5. Rely on your training

Nobody becomes a freelance dancer overnight. Remember that you have been training for this job for years. You might have started a professional training program when you were young, or even if you've just been training at a high level from an early age, you've probably been working towards your new gig for years and years. Even if in the past you have been focussed on a different type of dance, all that time you spent working so hard is never going to be wasted. Every so often, you should remind yourself that the skills you have already learned are going to come in very handy in your new situation, and always remain confident in your talent.

6. Build up to your best

Showing up with your A-game each and every day can be enormously difficult at first. It can also lead to a load of stress. A lot of freelance dancers feel they need to prove they have what it takes. They might be able to pick up choreography quickly, but to dance at the same high level as the more experienced dancers in the company takes time. You should trust the fact that the dance director has faith in your skills. Of course, you need to put in the work and devote the time, but if you are truly dedicated to giving your best, everyone will know it.

7. Be open to other roles

If you can, show up at times when you can learn other roles besides the one you've been hired for. Showing artistic staff that you are keen to learn and develop your skills in any role, even the ones you're not called upon to learn, can be a huge benefit later on in your career, and could even open new doors along the way.

8. Make sure you eat right

Eating healthily is obviously something you need to think about because it speaks to body image, and as a freelance dancer, you want to create confidence in your body and yourself. The way you eat and the way you approach food really does have an impact on the impression you make in the studio.

9. Cultivate the right relationships

This means both inside and outside the studio. Make sure that you're doing your best to have a positive situation in your relationships. It is often the case that when you start a new gig you won't have the support you need from within the company from day one, so you need to stay in close contact with partners, family and friends. Having someone around who is willing to support you in your dreams and goals, and who can lift you up when you've had one of those bad days can add a real boost to your conviction and dedication to become a truly great performer.

10. Exercise your communication skills

It's crucial you develop the ability to communicate verbally with artistic staff and other people in the company. You want to be sure to properly express both your desire to be there and be open to asking questions about how they would like to see you progress and improve. A lot of times dancers can just sitback and don't ask the right questions. You might have a once or twice per year meeting with artistic staff but if you take the initiative and communicate openly before that meeting you could improve your chances of getting and extension on your contract, or even a permanent position.

11. Build your brand on social media

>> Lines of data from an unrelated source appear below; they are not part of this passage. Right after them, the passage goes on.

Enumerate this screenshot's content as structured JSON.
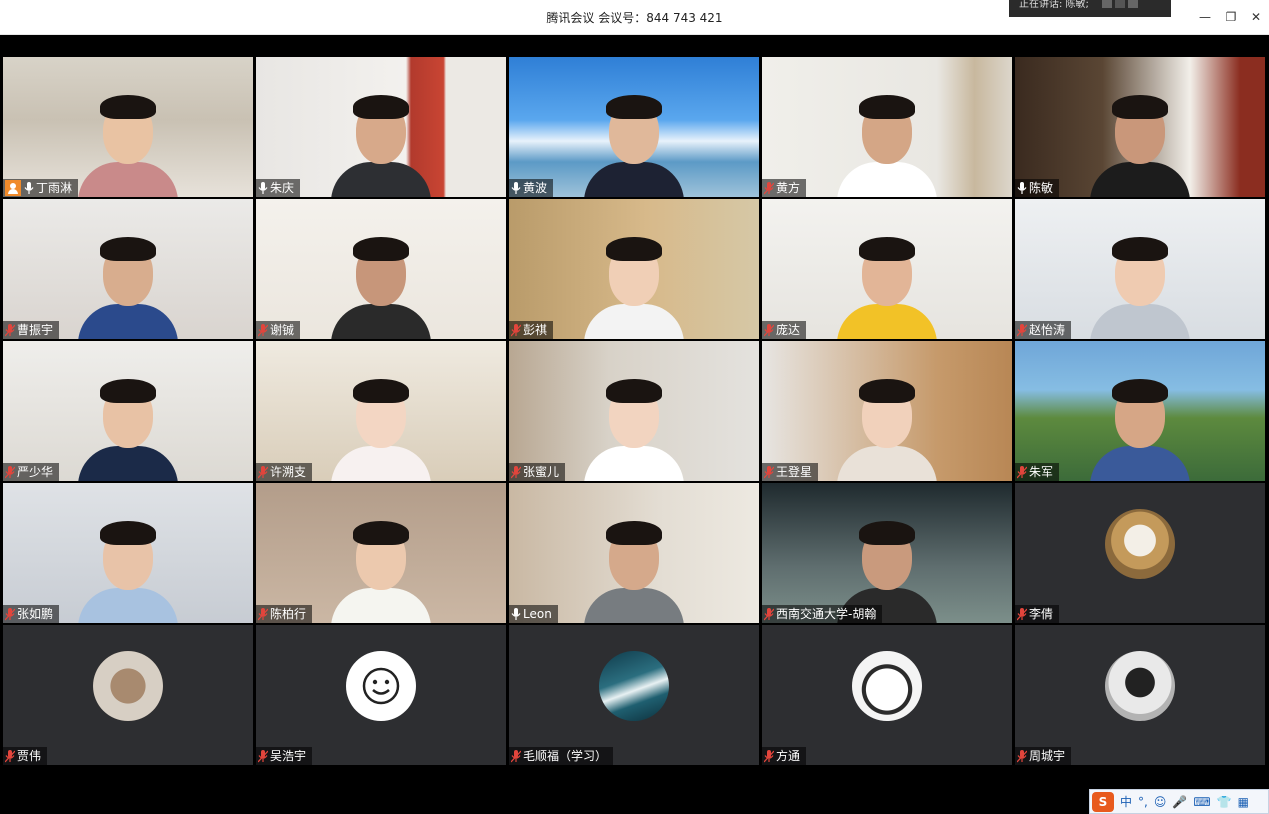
{
  "window": {
    "title": "腾讯会议 会议号：844 743 421",
    "speaking_label": "正在讲话: 陈敏;",
    "controls": [
      "minimize-icon",
      "restore-icon",
      "close-icon"
    ]
  },
  "colors": {
    "muted_mic": "#e2453c",
    "active_mic": "#ffffff",
    "host_badge": "#f08a2a",
    "tile_empty_bg": "#2d2e31",
    "active_speaker_border": "#3bb54a"
  },
  "participants": [
    {
      "name": "丁雨淋",
      "host": true,
      "mic": "on"
    },
    {
      "name": "朱庆",
      "mic": "on"
    },
    {
      "name": "黄波",
      "mic": "on"
    },
    {
      "name": "黄方",
      "mic": "muted"
    },
    {
      "name": "陈敏",
      "mic": "on",
      "speaking": true
    },
    {
      "name": "曹振宇",
      "mic": "muted"
    },
    {
      "name": "谢铖",
      "mic": "muted"
    },
    {
      "name": "彭祺",
      "mic": "muted"
    },
    {
      "name": "庞达",
      "mic": "muted"
    },
    {
      "name": "赵怡涛",
      "mic": "muted"
    },
    {
      "name": "严少华",
      "mic": "muted"
    },
    {
      "name": "许溯支",
      "mic": "muted"
    },
    {
      "name": "张蜜儿",
      "mic": "muted"
    },
    {
      "name": "王登星",
      "mic": "muted"
    },
    {
      "name": "朱军",
      "mic": "muted"
    },
    {
      "name": "张如鹏",
      "mic": "muted"
    },
    {
      "name": "陈柏行",
      "mic": "muted"
    },
    {
      "name": "Leon",
      "mic": "on"
    },
    {
      "name": "西南交通大学-胡翰",
      "mic": "muted"
    },
    {
      "name": "李倩",
      "mic": "muted",
      "video": false,
      "avatar": "sheep-avatar"
    },
    {
      "name": "贾伟",
      "mic": "muted",
      "video": false,
      "avatar": "photo-avatar"
    },
    {
      "name": "吴浩宇",
      "mic": "muted",
      "video": false,
      "avatar": "smiley-avatar"
    },
    {
      "name": "毛顺福（学习）",
      "mic": "muted",
      "video": false,
      "avatar": "ocean-avatar"
    },
    {
      "name": "方通",
      "mic": "muted",
      "video": false,
      "avatar": "cartoon-avatar"
    },
    {
      "name": "周城宇",
      "mic": "muted",
      "video": false,
      "avatar": "person-avatar"
    }
  ],
  "ime": {
    "lang": "中",
    "items": [
      "°,",
      "☺",
      "🎤",
      "⌨",
      "👕",
      "▦"
    ]
  }
}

These days, having a social media presence is as much a part of freelance dancing as going to auditions and chosing the right outfit for the role. Twitter, Facebook and Co. are excellent platforms to showcase your talent and to get your message out there. Don't overdo it though. It's better to target the right audience with a few select posts and videos on a regular basis, rather than to splash yourself across multiple platforms at once.

12. Stay focused and be happy

Starting a new job is a great opportunity to develop your skills and to progress along your career path. But there will be times when the stress can seem overwhelming. The trick is to stay focused and to find happiness within that job, at least as much as you can. Many young dancers at the start of their professional dancing career forget to take an occasional step back to enjoy their own performances. Whenever possible, you should take time out to relect on the fact that you have reached a place where you want to be, and that you are actually doing something you love. Not everyone can say that about their work.